§ **Your task**
Scan the lines below for the string "JSON" and report how many lines contain it, giving only the number.

━━━

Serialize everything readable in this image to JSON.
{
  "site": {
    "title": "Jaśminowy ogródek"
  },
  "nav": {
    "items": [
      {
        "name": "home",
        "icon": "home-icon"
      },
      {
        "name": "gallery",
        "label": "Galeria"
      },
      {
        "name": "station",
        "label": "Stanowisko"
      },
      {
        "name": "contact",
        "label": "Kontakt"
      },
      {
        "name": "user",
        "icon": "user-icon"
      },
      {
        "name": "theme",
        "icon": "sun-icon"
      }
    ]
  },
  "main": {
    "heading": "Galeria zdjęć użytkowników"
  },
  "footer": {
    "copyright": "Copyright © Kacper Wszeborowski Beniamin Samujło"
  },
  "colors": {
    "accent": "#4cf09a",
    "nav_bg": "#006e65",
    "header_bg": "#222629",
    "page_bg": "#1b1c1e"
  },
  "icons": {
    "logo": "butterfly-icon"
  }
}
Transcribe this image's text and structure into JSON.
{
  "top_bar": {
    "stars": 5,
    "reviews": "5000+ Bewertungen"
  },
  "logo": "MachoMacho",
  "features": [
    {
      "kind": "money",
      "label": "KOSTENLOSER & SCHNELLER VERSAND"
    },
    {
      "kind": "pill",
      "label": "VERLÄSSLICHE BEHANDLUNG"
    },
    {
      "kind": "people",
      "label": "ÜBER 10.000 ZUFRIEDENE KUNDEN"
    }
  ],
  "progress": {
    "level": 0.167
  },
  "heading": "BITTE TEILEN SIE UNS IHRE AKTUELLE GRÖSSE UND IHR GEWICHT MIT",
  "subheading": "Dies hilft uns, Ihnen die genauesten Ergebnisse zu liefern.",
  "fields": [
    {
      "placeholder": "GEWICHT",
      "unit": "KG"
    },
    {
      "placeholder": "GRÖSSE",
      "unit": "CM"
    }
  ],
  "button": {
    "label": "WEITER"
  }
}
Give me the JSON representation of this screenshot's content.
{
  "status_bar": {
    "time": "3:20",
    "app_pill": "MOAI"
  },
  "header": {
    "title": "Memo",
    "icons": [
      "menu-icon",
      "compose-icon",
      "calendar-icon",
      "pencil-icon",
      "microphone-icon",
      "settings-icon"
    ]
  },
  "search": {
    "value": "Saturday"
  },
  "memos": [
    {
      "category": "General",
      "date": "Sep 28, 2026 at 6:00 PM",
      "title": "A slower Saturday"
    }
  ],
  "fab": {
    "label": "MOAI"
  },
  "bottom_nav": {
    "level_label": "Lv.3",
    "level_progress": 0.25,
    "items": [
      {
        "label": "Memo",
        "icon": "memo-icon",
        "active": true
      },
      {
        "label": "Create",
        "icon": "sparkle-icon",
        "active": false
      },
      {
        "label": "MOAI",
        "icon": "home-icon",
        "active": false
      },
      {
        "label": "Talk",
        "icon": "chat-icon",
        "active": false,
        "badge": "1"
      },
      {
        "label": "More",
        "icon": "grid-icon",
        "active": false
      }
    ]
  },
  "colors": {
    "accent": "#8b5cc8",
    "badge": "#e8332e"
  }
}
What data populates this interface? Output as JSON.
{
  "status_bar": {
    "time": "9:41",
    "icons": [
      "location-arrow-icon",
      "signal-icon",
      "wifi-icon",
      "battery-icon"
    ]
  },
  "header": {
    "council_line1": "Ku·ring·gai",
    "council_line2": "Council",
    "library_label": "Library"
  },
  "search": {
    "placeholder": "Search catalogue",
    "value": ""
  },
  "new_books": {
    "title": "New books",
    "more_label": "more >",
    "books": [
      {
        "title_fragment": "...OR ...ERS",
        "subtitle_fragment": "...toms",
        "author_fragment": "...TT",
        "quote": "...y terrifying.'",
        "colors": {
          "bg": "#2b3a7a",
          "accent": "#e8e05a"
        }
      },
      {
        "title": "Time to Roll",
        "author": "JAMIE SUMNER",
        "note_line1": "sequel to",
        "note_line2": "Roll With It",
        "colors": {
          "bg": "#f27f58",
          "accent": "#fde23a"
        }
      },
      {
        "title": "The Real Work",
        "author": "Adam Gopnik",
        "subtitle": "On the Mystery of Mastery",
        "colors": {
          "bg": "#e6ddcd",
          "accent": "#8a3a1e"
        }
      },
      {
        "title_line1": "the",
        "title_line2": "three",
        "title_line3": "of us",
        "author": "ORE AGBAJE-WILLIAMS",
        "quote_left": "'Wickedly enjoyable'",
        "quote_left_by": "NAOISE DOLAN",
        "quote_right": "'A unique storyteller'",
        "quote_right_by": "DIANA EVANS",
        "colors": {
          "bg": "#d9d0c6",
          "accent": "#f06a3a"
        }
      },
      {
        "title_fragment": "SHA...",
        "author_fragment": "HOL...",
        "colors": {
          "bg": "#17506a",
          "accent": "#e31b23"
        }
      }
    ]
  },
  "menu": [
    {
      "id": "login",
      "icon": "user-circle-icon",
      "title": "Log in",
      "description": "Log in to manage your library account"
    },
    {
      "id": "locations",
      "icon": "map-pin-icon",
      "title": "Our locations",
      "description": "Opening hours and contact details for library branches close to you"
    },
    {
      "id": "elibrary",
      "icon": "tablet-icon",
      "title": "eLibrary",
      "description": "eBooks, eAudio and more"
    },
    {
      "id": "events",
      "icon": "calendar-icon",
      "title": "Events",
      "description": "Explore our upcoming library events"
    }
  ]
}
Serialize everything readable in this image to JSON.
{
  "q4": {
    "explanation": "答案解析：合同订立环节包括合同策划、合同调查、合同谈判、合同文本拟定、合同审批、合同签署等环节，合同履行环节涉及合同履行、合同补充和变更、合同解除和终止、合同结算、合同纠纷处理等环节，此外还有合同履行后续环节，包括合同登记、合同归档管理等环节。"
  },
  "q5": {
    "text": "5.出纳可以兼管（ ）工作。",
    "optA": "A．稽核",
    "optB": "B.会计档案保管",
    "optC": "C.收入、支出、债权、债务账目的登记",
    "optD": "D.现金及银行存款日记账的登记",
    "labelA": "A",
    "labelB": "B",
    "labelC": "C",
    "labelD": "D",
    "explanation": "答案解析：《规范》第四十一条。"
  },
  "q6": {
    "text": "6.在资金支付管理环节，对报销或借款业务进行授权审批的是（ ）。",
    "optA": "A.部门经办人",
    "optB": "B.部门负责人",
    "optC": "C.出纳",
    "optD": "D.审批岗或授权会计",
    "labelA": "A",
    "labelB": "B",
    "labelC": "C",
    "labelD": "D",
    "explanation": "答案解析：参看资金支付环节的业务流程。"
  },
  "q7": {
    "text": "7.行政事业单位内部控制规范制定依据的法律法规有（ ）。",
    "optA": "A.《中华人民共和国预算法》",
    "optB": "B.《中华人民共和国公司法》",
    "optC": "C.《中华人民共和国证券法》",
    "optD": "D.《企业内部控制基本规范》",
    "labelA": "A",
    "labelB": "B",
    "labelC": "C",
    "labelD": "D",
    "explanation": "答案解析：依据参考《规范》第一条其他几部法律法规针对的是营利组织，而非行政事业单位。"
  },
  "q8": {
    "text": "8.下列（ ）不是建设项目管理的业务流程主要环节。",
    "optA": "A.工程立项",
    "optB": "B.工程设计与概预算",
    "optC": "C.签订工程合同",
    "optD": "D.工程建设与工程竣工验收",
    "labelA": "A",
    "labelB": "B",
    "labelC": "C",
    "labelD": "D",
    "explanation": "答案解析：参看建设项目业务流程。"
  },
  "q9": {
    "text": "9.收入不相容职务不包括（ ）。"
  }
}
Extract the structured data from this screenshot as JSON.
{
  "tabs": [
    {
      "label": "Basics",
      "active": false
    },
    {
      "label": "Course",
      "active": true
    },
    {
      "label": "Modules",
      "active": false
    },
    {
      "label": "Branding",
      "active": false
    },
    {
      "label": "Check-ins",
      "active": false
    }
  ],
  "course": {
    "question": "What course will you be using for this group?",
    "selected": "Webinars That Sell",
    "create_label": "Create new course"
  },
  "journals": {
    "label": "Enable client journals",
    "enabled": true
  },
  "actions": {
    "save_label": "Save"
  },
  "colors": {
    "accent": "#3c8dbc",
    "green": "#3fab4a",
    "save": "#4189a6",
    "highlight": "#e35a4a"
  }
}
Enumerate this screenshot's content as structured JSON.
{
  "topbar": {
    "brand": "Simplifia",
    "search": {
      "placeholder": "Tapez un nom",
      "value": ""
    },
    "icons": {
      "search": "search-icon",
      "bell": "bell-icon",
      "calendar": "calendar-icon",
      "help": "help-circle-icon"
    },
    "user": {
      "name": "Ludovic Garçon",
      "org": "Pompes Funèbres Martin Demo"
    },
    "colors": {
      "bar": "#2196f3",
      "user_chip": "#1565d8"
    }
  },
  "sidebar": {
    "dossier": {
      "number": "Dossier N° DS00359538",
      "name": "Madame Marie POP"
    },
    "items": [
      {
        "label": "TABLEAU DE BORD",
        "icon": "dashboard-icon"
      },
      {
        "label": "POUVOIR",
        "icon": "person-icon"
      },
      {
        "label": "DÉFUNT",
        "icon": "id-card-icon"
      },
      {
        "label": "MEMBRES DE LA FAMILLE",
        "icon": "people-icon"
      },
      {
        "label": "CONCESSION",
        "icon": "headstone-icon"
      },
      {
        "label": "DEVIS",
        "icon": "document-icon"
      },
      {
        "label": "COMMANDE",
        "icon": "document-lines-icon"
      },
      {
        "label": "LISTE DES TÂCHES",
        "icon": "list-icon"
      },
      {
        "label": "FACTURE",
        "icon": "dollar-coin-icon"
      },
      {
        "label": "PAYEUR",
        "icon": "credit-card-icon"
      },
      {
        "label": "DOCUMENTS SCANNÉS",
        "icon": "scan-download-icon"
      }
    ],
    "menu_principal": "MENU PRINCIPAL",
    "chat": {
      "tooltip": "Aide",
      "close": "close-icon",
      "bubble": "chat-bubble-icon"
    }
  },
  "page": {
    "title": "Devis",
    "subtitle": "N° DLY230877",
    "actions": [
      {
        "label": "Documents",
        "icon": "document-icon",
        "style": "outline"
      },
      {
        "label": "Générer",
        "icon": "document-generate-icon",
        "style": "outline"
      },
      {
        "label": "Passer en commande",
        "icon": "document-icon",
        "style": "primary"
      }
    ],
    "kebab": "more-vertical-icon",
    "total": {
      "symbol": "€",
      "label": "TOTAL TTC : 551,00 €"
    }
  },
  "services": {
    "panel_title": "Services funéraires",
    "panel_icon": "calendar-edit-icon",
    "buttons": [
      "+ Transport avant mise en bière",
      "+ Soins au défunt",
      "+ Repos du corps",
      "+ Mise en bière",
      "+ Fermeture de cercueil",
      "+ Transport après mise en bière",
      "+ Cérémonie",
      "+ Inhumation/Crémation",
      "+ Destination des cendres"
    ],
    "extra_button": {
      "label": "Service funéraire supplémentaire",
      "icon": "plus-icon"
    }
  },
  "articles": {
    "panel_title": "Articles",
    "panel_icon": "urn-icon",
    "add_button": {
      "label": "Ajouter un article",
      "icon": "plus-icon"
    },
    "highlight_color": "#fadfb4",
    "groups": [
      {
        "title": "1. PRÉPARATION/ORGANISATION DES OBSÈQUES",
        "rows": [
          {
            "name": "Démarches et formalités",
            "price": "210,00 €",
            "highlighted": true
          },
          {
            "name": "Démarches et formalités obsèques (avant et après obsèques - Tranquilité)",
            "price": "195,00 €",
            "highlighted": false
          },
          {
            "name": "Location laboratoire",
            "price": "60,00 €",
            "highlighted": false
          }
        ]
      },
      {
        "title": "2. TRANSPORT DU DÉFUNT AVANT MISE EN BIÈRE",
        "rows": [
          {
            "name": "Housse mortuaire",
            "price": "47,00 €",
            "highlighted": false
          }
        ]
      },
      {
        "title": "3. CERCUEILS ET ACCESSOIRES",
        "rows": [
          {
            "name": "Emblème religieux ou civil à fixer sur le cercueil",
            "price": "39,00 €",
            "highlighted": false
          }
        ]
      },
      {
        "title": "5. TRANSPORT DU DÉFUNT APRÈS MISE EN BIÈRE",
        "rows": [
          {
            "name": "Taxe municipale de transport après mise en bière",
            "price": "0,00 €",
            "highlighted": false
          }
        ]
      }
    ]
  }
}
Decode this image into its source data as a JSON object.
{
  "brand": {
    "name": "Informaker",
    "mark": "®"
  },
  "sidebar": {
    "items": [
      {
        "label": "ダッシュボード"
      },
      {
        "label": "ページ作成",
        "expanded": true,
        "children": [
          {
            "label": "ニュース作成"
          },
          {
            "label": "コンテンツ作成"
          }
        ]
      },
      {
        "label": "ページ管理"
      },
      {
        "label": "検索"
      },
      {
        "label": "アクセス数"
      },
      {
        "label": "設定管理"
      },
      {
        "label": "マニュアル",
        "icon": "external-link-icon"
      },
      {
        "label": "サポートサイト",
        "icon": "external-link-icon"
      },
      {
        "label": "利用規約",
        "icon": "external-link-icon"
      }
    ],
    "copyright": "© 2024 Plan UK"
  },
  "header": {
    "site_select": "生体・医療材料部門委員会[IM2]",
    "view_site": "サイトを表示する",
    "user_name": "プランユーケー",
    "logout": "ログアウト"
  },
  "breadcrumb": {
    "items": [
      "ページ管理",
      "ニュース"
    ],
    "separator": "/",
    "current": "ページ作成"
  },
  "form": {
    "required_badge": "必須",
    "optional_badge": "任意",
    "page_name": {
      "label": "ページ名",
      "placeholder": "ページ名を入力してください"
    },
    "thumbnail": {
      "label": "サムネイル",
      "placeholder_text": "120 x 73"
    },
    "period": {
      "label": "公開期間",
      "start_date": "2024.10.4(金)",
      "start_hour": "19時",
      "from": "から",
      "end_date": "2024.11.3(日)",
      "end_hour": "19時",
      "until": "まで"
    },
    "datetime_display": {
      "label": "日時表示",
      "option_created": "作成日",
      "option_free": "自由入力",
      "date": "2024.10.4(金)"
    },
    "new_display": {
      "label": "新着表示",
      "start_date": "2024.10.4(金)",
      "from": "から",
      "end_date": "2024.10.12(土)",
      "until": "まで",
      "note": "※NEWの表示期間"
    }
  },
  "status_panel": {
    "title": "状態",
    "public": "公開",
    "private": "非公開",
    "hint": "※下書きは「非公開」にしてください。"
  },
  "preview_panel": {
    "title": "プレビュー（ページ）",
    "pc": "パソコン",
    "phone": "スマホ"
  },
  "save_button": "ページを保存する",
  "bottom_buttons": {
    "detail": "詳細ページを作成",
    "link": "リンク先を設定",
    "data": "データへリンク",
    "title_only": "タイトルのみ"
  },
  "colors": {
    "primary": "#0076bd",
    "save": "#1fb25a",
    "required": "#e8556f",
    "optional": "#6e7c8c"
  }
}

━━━

§ **Solution below**
8